◆ Assigned task: Could you give the data that follows again exactly, without its pictures?

Website and app data records:
Content starts

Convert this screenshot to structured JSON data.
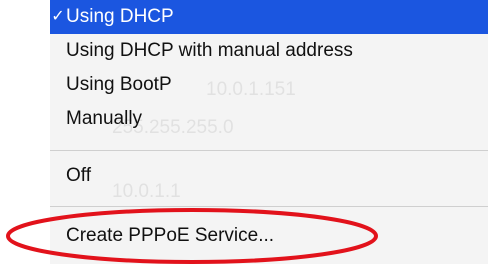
{
  "menu": {
    "items": [
      {
        "label": "Using DHCP",
        "checked": true,
        "check_glyph": "✓"
      },
      {
        "label": "Using DHCP with manual address"
      },
      {
        "label": "Using BootP"
      },
      {
        "label": "Manually"
      },
      {
        "label": "Off"
      },
      {
        "label": "Create PPPoE Service..."
      }
    ],
    "selected_color": "#1b56e0",
    "background_color": "#f4f4f4"
  },
  "background_ghost_text": {
    "line1": "10.0.1.151",
    "line2": "255.255.255.0",
    "line3": "10.0.1.1"
  },
  "annotation": {
    "type": "red-ellipse",
    "color": "#e2121b",
    "target": "Create PPPoE Service..."
  }
}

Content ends

◆ Solution for this task:
Convert this screenshot to structured JSON data.
{
  "menu": {
    "items": [
      {
        "label": "Using DHCP",
        "checked": true,
        "check_glyph": "✓"
      },
      {
        "label": "Using DHCP with manual address"
      },
      {
        "label": "Using BootP"
      },
      {
        "label": "Manually"
      },
      {
        "label": "Off"
      },
      {
        "label": "Create PPPoE Service..."
      }
    ],
    "selected_color": "#1b56e0",
    "background_color": "#f4f4f4"
  },
  "background_ghost_text": {
    "line1": "10.0.1.151",
    "line2": "255.255.255.0",
    "line3": "10.0.1.1"
  },
  "annotation": {
    "type": "red-ellipse",
    "color": "#e2121b",
    "target": "Create PPPoE Service..."
  }
}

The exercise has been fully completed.